    • Styling and Animating SVGs with CSS

      CSS can be used to style and animate scalable vector graphics, much like it is used to style and animate HTML elements. In this article I wrote for Smashing Magazine, which is a modified transcript of a talk I recently gave at CSSconf EU and From the Front, I’ll go over the prerequisites and techniques for working with CSS in SVG.

    • Making SVGs Responsive With CSS

      An article on how to make embedded SVGs cross-browser responsive. We're going to cover embedding techniques, how to apply the "Padding Hack" and how to use inline media queries to make SVGs adaptive.

    • Techniques For Responsive Typography

      Text is the most important part of a website.

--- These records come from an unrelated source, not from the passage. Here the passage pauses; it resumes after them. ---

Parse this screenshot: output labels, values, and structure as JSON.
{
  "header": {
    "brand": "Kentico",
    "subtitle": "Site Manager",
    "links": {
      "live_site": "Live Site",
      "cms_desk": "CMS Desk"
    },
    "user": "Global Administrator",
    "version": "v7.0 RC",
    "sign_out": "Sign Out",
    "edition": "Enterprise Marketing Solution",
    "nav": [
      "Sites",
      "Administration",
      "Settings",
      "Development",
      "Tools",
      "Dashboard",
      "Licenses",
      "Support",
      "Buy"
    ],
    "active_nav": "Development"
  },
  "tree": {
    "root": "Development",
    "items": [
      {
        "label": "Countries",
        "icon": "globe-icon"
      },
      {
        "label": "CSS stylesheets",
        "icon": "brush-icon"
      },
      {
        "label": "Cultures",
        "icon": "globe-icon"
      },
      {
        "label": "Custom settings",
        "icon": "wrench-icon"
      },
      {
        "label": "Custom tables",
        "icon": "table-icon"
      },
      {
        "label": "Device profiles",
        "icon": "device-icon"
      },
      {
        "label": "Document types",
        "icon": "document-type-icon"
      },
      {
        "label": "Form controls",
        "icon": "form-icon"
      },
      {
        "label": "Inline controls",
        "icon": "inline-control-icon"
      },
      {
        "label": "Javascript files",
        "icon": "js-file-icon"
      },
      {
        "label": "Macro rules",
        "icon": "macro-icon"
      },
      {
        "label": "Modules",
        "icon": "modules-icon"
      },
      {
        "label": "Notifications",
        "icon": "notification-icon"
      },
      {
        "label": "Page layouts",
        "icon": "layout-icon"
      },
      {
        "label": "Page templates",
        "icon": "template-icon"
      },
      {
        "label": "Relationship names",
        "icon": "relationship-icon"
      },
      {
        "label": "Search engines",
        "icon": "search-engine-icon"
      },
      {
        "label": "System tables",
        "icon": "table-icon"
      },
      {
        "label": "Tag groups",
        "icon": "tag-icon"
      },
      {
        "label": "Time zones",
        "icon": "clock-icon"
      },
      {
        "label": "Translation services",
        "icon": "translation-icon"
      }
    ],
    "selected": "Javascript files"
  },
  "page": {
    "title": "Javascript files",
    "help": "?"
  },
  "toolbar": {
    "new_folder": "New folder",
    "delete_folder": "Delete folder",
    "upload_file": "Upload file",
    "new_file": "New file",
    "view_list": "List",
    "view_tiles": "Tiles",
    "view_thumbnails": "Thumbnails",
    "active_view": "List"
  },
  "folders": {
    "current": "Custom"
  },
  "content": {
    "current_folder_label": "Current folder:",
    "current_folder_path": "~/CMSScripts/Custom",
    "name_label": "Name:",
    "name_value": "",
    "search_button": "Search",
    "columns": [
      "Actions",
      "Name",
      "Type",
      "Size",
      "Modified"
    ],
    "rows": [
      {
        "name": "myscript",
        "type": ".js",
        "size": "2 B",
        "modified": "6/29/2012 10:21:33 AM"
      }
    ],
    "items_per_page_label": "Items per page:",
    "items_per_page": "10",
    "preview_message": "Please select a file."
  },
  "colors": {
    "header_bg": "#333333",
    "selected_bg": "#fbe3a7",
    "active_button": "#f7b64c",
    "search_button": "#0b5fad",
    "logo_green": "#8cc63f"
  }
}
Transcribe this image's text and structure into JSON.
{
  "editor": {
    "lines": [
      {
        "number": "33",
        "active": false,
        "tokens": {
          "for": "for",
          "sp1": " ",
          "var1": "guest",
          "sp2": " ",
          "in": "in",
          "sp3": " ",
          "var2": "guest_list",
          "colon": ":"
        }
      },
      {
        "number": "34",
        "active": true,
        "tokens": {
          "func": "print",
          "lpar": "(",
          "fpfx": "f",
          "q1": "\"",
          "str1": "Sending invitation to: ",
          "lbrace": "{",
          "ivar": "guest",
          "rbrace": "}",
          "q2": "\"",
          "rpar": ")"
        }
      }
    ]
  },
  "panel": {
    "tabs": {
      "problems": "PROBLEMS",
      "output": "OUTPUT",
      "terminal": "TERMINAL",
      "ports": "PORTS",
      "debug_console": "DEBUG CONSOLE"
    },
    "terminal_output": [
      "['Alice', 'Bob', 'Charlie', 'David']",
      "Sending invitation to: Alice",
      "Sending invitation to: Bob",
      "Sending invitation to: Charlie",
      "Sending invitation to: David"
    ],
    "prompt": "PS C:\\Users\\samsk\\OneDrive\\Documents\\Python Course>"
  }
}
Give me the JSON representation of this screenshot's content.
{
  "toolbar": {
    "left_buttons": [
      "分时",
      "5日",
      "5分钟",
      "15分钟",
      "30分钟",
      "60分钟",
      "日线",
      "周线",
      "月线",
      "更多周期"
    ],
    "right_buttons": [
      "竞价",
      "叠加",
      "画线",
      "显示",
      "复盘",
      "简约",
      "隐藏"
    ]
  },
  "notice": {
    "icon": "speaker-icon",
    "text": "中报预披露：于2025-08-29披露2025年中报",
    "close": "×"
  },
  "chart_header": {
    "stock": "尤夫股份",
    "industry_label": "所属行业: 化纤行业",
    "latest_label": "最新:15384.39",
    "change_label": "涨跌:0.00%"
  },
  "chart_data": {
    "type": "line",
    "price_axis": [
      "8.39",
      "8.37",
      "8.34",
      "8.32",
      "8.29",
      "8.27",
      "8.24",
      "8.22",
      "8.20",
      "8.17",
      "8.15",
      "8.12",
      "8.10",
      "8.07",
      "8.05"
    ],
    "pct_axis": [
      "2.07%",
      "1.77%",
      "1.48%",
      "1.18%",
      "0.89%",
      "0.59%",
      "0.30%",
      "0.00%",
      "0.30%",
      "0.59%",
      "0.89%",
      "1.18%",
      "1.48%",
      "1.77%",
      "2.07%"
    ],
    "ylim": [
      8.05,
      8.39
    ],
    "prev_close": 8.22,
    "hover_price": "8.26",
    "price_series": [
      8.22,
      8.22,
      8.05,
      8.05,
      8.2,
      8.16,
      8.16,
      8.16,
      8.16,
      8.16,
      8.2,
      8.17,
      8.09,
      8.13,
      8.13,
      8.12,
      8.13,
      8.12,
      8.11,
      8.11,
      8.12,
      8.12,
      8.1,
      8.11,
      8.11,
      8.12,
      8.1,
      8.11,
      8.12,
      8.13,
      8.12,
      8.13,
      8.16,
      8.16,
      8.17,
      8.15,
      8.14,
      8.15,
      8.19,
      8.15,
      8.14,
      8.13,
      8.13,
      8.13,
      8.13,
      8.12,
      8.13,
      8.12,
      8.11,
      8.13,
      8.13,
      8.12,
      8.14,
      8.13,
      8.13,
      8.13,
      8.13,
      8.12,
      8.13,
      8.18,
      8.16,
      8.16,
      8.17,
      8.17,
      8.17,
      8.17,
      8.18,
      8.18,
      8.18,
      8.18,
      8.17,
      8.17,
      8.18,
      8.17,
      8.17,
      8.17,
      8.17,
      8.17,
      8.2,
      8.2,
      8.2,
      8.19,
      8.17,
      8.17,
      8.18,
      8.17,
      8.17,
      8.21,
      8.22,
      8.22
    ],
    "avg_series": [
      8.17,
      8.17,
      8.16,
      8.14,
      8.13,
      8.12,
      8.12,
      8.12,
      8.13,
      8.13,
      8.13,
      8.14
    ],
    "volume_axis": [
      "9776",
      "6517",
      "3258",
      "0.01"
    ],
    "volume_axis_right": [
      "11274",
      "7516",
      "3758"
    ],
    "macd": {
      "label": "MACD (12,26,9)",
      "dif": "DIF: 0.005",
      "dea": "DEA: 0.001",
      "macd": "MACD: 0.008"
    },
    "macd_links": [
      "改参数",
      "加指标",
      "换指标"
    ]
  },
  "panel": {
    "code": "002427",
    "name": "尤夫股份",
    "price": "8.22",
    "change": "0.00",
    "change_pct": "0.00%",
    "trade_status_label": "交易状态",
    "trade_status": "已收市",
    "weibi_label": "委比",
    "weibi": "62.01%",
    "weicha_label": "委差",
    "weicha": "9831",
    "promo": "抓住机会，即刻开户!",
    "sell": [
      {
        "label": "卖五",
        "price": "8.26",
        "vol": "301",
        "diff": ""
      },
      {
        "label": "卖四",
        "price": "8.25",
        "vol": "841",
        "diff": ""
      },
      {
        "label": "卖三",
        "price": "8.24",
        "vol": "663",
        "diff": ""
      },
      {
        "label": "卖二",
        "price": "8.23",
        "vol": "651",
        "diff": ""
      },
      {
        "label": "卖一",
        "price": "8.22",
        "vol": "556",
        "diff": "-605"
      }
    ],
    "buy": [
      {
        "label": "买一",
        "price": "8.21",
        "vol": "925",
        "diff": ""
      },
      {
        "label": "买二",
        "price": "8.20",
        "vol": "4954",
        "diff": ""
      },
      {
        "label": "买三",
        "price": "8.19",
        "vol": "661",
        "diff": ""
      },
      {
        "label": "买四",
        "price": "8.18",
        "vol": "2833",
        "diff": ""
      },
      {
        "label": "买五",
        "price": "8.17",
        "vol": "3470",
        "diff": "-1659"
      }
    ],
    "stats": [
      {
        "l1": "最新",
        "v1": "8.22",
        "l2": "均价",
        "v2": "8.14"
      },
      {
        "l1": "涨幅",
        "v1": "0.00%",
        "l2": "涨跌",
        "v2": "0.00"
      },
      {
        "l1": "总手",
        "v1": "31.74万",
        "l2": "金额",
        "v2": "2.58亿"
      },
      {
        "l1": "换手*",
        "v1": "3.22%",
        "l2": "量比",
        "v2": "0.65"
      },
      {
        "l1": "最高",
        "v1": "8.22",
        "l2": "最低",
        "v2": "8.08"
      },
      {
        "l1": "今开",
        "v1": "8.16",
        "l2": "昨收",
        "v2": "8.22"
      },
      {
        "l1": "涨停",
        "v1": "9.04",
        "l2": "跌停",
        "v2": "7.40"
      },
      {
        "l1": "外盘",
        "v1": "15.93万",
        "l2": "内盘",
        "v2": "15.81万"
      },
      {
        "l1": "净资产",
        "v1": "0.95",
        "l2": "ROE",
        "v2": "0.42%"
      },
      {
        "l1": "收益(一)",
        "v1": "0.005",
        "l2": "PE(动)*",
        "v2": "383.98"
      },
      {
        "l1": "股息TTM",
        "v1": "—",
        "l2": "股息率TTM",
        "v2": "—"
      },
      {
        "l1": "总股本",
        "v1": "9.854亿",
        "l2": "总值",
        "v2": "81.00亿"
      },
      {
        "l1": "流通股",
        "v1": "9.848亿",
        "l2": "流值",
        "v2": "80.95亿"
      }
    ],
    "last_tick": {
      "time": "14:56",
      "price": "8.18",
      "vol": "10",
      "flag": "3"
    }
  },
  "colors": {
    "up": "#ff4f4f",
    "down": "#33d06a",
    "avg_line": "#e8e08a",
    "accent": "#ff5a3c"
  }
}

Did you know that are several ways to make text responsive? Be it big headlines or body copy, the article will cover all those techniques, serving as an ultimate reference for making text responsive. We will cover accessibility, media queries, viewport units, and much more.